• Older white men have a suicide rate almost six times that of the general population.
• One in four older adults experiences some mental disorder and two thirds do not receive the treatment they need.
• Untreated mental health among older adults is associated with poor health outcomes, higher health care use, increased disability and impairment, increased mortality and high risk of suicide.
Stigma may prevent individuals from seeking help, and even if a person who is struggling turns to a friend or family member, the average person’s discomfort level with broaching the topic can be a barrier. Most of us don’t know what to say or how to say it.
To support mental health and awareness in the seven-county metro, the Center for Community Health (a collaborative effort of public health agencies, health plans and hospital systems) has launched the Make It OK campaign. You may have seen the television ads, usually depicting young adults on the verge of having “the conversation” with an empty word balloon over their heads.
Make It OK is aimed at increasing public awareness of positive mental health practices. The campaign is designed to encourage people to talk more openly about mental illness and ask for help. In addition to raising awareness, the campaign offers concrete steps on how to effectively discuss issues in a productive and non-confrontational way. People like you and I can learn how to talk about mental illnesses and what to say to someone who may need help. A free 45-minute workshop is being offered to the public Thursday, July 30, at 9:30 a.m. at Community Thread.
Presenter Shelly Rock, RN, is a Make It OK Ambassador. According to Rock, “this workshop will teach people supportive words that break down the barriers and discover ways to help a friend who may be struggling. People will learn more about mental illness and ways to support friends and family members as they deal with their anxiety, depression or other mental illness.”
Signs of suicide risk must be taken seriously and acted upon quickly since suicidal older adults typically use highly lethal methods. Suicide among older adults is typically not about “dying with dignity,” but is rather a sign of deep emotional despair that can be addressed with treatment.

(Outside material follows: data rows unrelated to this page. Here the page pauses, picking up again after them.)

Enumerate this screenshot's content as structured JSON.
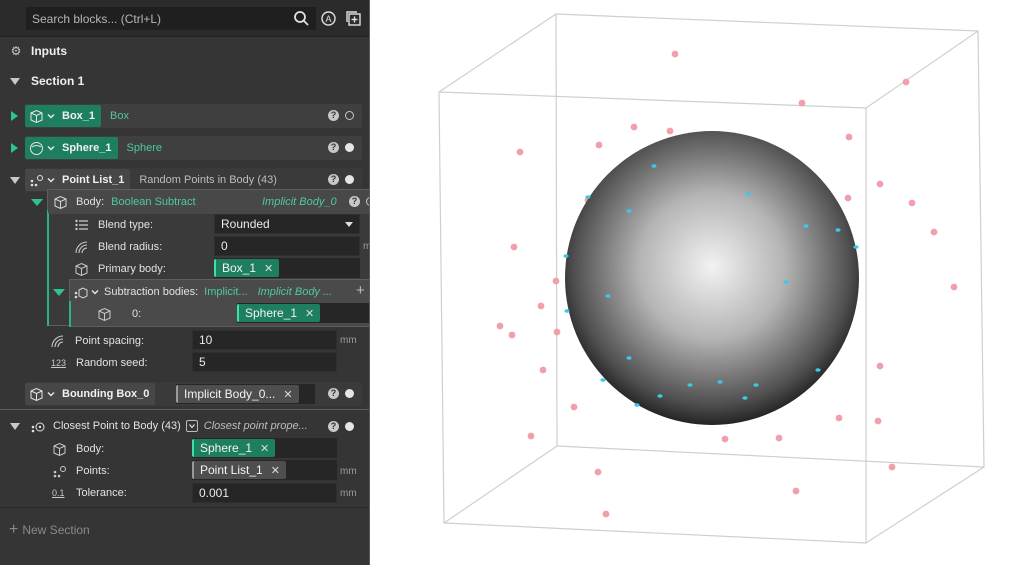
{
  "search": {
    "placeholder": "Search blocks... (Ctrl+L)"
  },
  "inputs": {
    "label": "Inputs"
  },
  "section": {
    "label": "Section 1"
  },
  "box": {
    "name": "Box_1",
    "type": "Box"
  },
  "sphere": {
    "name": "Sphere_1",
    "type": "Sphere"
  },
  "pointlist": {
    "name": "Point List_1",
    "desc": "Random Points in Body (43)"
  },
  "body": {
    "label": "Body:",
    "value": "Boolean Subtract",
    "implicit": "Implicit Body_0",
    "blend_type_label": "Blend type:",
    "blend_type_value": "Rounded",
    "blend_radius_label": "Blend radius:",
    "blend_radius_value": "0",
    "primary_label": "Primary body:",
    "primary_value": "Box_1",
    "subtraction_label": "Subtraction bodies:",
    "subtraction_value": "Implicit...",
    "subtraction_implicit": "Implicit Body ...",
    "index_label": "0:",
    "index_value": "Sphere_1"
  },
  "point_spacing": {
    "label": "Point spacing:",
    "value": "10"
  },
  "random_seed": {
    "label": "Random seed:",
    "value": "5"
  },
  "bounding": {
    "name": "Bounding Box_0",
    "value": "Implicit Body_0..."
  },
  "closest": {
    "name": "Closest Point to Body (43)",
    "props": "Closest point prope...",
    "body_label": "Body:",
    "body_value": "Sphere_1",
    "points_label": "Points:",
    "points_value": "Point List_1",
    "tolerance_label": "Tolerance:",
    "tolerance_value": "0.001"
  },
  "units": {
    "mm": "mm"
  },
  "new_section": {
    "label": "New Section"
  },
  "icon_text": {
    "random_seed": "123",
    "tolerance": "0.1"
  },
  "colors": {
    "accent": "#1e7e60",
    "point_pink": "#f0a0ac",
    "point_cyan": "#3cc8e6"
  },
  "viewport": {
    "pink_points": [
      [
        675,
        54
      ],
      [
        906,
        82
      ],
      [
        802,
        103
      ],
      [
        634,
        127
      ],
      [
        670,
        131
      ],
      [
        849,
        137
      ],
      [
        599,
        145
      ],
      [
        520,
        152
      ],
      [
        758,
        174
      ],
      [
        880,
        184
      ],
      [
        912,
        203
      ],
      [
        934,
        232
      ],
      [
        514,
        247
      ],
      [
        556,
        281
      ],
      [
        954,
        287
      ],
      [
        541,
        306
      ],
      [
        500,
        326
      ],
      [
        512,
        335
      ],
      [
        557,
        332
      ],
      [
        543,
        370
      ],
      [
        880,
        366
      ],
      [
        574,
        407
      ],
      [
        688,
        404
      ],
      [
        839,
        418
      ],
      [
        878,
        421
      ],
      [
        531,
        436
      ],
      [
        725,
        439
      ],
      [
        779,
        438
      ],
      [
        892,
        467
      ],
      [
        598,
        472
      ],
      [
        796,
        491
      ],
      [
        606,
        514
      ],
      [
        588,
        200
      ],
      [
        848,
        198
      ]
    ],
    "cyan_points": [
      [
        654,
        166
      ],
      [
        629,
        211
      ],
      [
        748,
        194
      ],
      [
        806,
        226
      ],
      [
        838,
        230
      ],
      [
        856,
        247
      ],
      [
        566,
        256
      ],
      [
        786,
        282
      ],
      [
        608,
        296
      ],
      [
        567,
        311
      ],
      [
        629,
        358
      ],
      [
        818,
        370
      ],
      [
        603,
        380
      ],
      [
        690,
        385
      ],
      [
        720,
        382
      ],
      [
        756,
        385
      ],
      [
        637,
        405
      ],
      [
        745,
        398
      ],
      [
        660,
        396
      ],
      [
        588,
        197
      ]
    ]
  }
}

Don’t be like the guy in the television ad with the empty word balloon over his head. Call Community Thread at 651-439-7434 to reserve your place at the workshop. You may possibly change (or even save) a life.
By Sally Anderson